▶ [Task objective]
Take the records below and set them down exactly, so that every line matches the original.

▶ [Source data]

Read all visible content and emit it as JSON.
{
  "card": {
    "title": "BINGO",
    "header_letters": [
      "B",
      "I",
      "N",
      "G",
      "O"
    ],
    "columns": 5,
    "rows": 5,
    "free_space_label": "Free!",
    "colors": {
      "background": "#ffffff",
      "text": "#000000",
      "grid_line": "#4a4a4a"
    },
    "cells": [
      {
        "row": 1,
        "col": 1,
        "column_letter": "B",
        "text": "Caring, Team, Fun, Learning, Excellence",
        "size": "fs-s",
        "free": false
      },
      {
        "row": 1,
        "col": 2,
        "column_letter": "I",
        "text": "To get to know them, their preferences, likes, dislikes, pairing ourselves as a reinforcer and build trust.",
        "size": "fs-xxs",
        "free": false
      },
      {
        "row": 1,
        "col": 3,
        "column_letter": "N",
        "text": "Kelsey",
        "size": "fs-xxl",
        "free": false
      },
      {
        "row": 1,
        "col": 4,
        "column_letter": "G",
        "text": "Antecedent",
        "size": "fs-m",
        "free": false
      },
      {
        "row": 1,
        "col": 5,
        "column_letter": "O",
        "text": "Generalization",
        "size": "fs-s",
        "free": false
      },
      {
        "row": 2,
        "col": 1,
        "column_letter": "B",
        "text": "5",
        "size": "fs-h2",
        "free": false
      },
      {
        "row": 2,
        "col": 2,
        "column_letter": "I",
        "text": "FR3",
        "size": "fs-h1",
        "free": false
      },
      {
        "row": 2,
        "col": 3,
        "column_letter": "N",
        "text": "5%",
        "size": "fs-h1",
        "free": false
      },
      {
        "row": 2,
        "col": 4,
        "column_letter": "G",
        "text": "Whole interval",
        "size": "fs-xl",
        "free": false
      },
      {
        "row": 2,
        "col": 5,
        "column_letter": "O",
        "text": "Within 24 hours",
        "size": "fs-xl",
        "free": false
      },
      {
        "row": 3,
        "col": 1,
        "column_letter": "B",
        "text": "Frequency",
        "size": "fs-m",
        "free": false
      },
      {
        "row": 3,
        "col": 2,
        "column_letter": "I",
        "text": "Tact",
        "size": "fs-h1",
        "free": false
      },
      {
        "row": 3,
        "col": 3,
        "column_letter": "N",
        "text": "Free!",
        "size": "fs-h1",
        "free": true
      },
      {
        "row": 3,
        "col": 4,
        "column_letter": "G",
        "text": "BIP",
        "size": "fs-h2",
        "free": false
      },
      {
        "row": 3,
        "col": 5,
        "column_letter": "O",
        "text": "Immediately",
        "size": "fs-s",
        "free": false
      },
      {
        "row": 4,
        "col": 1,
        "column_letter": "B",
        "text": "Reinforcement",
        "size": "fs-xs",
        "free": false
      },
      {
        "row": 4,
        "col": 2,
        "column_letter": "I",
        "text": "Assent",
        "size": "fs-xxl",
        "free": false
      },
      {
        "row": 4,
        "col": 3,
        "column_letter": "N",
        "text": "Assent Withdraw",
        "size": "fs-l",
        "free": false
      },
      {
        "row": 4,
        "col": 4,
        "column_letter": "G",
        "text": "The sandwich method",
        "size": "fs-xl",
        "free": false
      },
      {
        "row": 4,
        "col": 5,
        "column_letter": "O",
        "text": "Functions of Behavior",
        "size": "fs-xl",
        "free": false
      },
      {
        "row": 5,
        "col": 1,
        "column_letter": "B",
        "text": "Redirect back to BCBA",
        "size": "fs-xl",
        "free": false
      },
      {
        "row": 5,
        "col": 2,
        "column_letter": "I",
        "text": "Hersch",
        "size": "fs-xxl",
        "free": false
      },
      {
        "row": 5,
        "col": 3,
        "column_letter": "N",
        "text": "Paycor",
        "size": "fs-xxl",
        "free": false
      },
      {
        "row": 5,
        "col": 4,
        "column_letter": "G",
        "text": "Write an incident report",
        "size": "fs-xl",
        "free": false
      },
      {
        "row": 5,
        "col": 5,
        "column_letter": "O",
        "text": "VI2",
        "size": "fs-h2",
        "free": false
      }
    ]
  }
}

▶ [Answer]
Read all visible content and emit it as JSON.
{
  "card": {
    "title": "BINGO",
    "header_letters": [
      "B",
      "I",
      "N",
      "G",
      "O"
    ],
    "columns": 5,
    "rows": 5,
    "free_space_label": "Free!",
    "colors": {
      "background": "#ffffff",
      "text": "#000000",
      "grid_line": "#4a4a4a"
    },
    "cells": [
      {
        "row": 1,
        "col": 1,
        "column_letter": "B",
        "text": "Caring, Team, Fun, Learning, Excellence",
        "size": "fs-s",
        "free": false
      },
      {
        "row": 1,
        "col": 2,
        "column_letter": "I",
        "text": "To get to know them, their preferences, likes, dislikes, pairing ourselves as a reinforcer and build trust.",
        "size": "fs-xxs",
        "free": false
      },
      {
        "row": 1,
        "col": 3,
        "column_letter": "N",
        "text": "Kelsey",
        "size": "fs-xxl",
        "free": false
      },
      {
        "row": 1,
        "col": 4,
        "column_letter": "G",
        "text": "Antecedent",
        "size": "fs-m",
        "free": false
      },
      {
        "row": 1,
        "col": 5,
        "column_letter": "O",
        "text": "Generalization",
        "size": "fs-s",
        "free": false
      },
      {
        "row": 2,
        "col": 1,
        "column_letter": "B",
        "text": "5",
        "size": "fs-h2",
        "free": false
      },
      {
        "row": 2,
        "col": 2,
        "column_letter": "I",
        "text": "FR3",
        "size": "fs-h1",
        "free": false
      },
      {
        "row": 2,
        "col": 3,
        "column_letter": "N",
        "text": "5%",
        "size": "fs-h1",
        "free": false
      },
      {
        "row": 2,
        "col": 4,
        "column_letter": "G",
        "text": "Whole interval",
        "size": "fs-xl",
        "free": false
      },
      {
        "row": 2,
        "col": 5,
        "column_letter": "O",
        "text": "Within 24 hours",
        "size": "fs-xl",
        "free": false
      },
      {
        "row": 3,
        "col": 1,
        "column_letter": "B",
        "text": "Frequency",
        "size": "fs-m",
        "free": false
      },
      {
        "row": 3,
        "col": 2,
        "column_letter": "I",
        "text": "Tact",
        "size": "fs-h1",
        "free": false
      },
      {
        "row": 3,
        "col": 3,
        "column_letter": "N",
        "text": "Free!",
        "size": "fs-h1",
        "free": true
      },
      {
        "row": 3,
        "col": 4,
        "column_letter": "G",
        "text": "BIP",
        "size": "fs-h2",
        "free": false
      },
      {
        "row": 3,
        "col": 5,
        "column_letter": "O",
        "text": "Immediately",
        "size": "fs-s",
        "free": false
      },
      {
        "row": 4,
        "col": 1,
        "column_letter": "B",
        "text": "Reinforcement",
        "size": "fs-xs",
        "free": false
      },
      {
        "row": 4,
        "col": 2,
        "column_letter": "I",
        "text": "Assent",
        "size": "fs-xxl",
        "free": false
      },
      {
        "row": 4,
        "col": 3,
        "column_letter": "N",
        "text": "Assent Withdraw",
        "size": "fs-l",
        "free": false
      },
      {
        "row": 4,
        "col": 4,
        "column_letter": "G",
        "text": "The sandwich method",
        "size": "fs-xl",
        "free": false
      },
      {
        "row": 4,
        "col": 5,
        "column_letter": "O",
        "text": "Functions of Behavior",
        "size": "fs-xl",
        "free": false
      },
      {
        "row": 5,
        "col": 1,
        "column_letter": "B",
        "text": "Redirect back to BCBA",
        "size": "fs-xl",
        "free": false
      },
      {
        "row": 5,
        "col": 2,
        "column_letter": "I",
        "text": "Hersch",
        "size": "fs-xxl",
        "free": false
      },
      {
        "row": 5,
        "col": 3,
        "column_letter": "N",
        "text": "Paycor",
        "size": "fs-xxl",
        "free": false
      },
      {
        "row": 5,
        "col": 4,
        "column_letter": "G",
        "text": "Write an incident report",
        "size": "fs-xl",
        "free": false
      },
      {
        "row": 5,
        "col": 5,
        "column_letter": "O",
        "text": "VI2",
        "size": "fs-h2",
        "free": false
      }
    ]
  }
}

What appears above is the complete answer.